▶ What is being asked
Gather all lines in the entries that include the word "JSON".

▶ Given information
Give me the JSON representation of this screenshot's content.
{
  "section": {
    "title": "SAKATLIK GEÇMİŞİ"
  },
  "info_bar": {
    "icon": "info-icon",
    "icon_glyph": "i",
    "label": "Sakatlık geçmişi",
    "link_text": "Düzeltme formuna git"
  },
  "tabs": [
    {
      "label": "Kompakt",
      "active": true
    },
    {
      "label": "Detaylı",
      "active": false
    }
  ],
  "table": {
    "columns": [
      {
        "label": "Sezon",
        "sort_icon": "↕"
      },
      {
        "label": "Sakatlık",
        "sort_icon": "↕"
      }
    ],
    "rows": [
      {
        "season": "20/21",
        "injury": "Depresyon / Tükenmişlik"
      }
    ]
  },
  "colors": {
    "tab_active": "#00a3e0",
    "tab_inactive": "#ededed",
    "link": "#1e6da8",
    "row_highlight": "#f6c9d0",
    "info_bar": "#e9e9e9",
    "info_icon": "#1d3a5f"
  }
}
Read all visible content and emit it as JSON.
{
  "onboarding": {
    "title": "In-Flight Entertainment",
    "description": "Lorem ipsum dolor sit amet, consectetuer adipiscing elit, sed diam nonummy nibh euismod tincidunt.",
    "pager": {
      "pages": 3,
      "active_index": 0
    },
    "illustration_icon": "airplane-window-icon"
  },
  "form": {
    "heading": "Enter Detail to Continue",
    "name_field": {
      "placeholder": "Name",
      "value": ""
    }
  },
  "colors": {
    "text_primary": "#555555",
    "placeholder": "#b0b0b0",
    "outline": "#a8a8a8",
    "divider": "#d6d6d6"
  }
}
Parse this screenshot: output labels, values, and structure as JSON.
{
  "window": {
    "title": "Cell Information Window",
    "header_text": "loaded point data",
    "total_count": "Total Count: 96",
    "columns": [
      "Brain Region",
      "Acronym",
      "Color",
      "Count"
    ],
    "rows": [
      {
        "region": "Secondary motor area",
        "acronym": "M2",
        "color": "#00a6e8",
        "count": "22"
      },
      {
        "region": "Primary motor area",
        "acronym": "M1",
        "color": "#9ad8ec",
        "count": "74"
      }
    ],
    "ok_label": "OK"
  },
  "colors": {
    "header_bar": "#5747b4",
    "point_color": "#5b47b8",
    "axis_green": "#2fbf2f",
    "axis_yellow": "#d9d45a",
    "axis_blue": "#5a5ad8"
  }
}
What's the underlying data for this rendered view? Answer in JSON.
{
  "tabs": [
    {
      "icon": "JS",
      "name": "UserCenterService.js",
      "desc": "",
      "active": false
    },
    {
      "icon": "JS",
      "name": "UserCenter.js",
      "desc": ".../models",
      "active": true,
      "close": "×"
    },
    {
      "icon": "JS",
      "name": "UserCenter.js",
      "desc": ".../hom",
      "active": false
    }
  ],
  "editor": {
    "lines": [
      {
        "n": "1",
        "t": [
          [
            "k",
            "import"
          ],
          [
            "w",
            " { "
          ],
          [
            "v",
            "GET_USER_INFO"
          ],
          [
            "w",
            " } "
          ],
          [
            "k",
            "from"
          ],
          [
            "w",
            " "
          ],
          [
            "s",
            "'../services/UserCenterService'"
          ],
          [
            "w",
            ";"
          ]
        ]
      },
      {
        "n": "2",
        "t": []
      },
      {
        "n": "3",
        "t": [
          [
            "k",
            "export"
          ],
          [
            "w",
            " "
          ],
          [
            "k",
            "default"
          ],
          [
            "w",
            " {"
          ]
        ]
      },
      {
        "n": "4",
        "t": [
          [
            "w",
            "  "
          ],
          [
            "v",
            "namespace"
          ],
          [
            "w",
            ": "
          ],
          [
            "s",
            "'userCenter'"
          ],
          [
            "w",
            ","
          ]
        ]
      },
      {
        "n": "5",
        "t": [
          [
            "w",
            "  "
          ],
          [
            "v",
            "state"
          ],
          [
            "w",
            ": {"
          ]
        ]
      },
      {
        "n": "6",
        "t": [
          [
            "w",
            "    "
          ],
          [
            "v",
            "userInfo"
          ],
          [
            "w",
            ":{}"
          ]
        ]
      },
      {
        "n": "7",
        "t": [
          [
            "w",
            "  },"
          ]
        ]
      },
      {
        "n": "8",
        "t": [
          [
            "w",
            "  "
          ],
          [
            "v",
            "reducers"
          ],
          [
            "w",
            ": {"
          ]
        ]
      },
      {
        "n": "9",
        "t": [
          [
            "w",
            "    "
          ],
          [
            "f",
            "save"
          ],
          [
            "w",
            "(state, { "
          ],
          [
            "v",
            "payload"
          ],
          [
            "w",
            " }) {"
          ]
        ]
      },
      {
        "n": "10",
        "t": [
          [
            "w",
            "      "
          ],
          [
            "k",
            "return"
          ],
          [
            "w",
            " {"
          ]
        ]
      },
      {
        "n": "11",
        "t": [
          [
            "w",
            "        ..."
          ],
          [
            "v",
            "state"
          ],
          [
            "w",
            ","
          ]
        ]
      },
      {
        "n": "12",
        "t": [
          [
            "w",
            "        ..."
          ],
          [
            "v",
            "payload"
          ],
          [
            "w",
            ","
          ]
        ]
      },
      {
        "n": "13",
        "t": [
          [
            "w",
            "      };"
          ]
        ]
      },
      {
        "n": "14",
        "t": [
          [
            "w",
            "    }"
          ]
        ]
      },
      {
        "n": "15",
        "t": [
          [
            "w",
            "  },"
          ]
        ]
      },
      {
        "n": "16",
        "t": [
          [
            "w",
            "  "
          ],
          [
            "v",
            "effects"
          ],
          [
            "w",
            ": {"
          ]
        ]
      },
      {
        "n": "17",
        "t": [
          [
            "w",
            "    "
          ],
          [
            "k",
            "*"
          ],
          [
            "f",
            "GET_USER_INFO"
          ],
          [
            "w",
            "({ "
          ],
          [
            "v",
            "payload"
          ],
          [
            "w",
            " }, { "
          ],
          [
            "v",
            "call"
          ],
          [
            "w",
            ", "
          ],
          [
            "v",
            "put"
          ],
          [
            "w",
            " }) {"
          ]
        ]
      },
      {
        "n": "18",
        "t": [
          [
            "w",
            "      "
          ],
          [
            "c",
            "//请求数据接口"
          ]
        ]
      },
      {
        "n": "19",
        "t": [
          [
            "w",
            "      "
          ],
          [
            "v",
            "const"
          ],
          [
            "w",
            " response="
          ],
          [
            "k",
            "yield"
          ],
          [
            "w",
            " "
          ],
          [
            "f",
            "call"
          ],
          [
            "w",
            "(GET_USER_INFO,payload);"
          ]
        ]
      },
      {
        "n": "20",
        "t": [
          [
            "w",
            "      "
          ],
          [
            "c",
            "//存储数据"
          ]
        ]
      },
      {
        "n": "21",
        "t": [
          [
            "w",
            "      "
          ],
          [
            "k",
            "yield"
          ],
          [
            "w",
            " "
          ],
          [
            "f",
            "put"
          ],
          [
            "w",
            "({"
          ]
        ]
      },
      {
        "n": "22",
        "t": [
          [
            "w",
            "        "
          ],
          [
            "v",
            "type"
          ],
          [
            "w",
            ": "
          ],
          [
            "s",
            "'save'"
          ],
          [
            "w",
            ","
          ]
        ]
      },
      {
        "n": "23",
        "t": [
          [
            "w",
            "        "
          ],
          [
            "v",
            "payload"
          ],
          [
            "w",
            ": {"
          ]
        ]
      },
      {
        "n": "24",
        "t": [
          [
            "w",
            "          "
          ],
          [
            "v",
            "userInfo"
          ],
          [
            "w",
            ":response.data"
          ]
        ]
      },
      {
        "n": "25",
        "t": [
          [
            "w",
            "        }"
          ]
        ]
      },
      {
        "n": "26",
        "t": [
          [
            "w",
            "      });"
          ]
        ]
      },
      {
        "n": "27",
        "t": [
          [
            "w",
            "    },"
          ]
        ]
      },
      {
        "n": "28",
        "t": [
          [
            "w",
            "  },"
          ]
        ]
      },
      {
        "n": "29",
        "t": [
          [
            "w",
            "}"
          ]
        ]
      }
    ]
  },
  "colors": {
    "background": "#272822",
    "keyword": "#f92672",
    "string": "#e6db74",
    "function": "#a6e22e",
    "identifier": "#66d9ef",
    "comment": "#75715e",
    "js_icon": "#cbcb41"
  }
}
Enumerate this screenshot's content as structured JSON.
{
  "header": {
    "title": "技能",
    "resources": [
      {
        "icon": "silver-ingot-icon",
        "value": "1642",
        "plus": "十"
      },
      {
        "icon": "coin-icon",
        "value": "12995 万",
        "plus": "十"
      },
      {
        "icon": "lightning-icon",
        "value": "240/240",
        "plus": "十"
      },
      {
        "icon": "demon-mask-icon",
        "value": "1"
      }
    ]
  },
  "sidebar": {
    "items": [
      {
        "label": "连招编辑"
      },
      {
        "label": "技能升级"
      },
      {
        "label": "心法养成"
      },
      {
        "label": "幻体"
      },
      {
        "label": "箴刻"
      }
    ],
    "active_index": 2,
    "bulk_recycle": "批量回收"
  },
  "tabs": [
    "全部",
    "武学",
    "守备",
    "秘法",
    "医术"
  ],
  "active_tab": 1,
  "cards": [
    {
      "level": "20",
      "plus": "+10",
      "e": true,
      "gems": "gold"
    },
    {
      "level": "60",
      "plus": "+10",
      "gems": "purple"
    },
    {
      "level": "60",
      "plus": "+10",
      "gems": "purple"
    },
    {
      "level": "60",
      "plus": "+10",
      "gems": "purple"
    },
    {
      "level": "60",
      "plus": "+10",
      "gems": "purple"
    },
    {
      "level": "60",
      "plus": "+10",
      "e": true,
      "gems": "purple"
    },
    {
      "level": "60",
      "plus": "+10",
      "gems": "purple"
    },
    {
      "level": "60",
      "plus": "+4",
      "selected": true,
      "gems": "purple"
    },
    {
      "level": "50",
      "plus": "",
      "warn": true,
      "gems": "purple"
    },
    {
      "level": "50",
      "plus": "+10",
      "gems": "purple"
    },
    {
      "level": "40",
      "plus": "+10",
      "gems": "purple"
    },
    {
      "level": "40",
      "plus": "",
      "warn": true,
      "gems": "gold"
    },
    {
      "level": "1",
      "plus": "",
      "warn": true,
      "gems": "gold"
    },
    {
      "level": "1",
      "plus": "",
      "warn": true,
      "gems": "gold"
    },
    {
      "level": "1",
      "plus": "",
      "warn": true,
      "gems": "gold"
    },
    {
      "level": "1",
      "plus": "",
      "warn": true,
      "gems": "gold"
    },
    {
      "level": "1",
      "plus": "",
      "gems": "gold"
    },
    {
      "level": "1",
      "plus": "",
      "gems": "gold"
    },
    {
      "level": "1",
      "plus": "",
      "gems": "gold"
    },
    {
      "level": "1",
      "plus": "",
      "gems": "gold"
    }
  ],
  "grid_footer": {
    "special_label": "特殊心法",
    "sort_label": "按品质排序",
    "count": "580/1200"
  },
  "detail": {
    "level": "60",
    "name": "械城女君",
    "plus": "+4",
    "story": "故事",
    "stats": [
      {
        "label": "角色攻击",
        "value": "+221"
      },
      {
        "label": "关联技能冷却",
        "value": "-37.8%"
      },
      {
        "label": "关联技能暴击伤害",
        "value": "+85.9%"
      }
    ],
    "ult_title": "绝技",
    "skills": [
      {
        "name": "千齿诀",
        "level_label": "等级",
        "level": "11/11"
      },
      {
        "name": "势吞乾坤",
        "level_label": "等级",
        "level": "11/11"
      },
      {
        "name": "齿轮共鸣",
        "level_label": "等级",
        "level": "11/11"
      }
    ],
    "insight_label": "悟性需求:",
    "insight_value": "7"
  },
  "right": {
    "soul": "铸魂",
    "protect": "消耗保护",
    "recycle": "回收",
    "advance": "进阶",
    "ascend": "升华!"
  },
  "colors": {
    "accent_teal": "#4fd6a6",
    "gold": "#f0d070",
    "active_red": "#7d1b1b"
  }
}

▶ Expected output
Give me the JSON representation of this screenshot's content.
Read all visible content and emit it as JSON.
Parse this screenshot: output labels, values, and structure as JSON.
What's the underlying data for this rendered view? Answer in JSON.
Enumerate this screenshot's content as structured JSON.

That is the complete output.